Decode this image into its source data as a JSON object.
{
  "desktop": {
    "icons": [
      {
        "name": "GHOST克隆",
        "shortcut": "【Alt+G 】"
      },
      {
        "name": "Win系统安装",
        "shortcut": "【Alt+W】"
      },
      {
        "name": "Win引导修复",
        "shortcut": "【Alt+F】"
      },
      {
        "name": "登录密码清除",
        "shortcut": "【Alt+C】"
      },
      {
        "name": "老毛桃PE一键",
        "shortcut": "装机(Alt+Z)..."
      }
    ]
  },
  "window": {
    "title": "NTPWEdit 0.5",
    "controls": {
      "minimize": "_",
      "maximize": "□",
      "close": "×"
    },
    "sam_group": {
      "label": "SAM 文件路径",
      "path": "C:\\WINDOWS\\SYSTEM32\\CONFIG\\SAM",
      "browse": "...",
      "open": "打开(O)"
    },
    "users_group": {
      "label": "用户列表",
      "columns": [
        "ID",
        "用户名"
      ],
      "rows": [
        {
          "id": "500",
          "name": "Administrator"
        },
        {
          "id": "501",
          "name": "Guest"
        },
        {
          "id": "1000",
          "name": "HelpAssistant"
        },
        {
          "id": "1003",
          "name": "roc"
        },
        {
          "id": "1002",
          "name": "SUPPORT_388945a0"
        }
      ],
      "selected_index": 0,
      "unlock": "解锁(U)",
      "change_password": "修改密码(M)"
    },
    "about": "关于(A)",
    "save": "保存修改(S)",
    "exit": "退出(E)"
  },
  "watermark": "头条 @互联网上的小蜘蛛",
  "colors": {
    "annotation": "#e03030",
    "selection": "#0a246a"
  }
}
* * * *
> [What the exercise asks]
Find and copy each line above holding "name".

> [Output below]
        "name": "GHOST克隆",
        "name": "Win系统安装",
        "name": "Win引导修复",
        "name": "登录密码清除",
        "name": "老毛桃PE一键",
          "name": "Administrator"
          "name": "Guest"
          "name": "HelpAssistant"
          "name": "roc"
          "name": "SUPPORT_388945a0"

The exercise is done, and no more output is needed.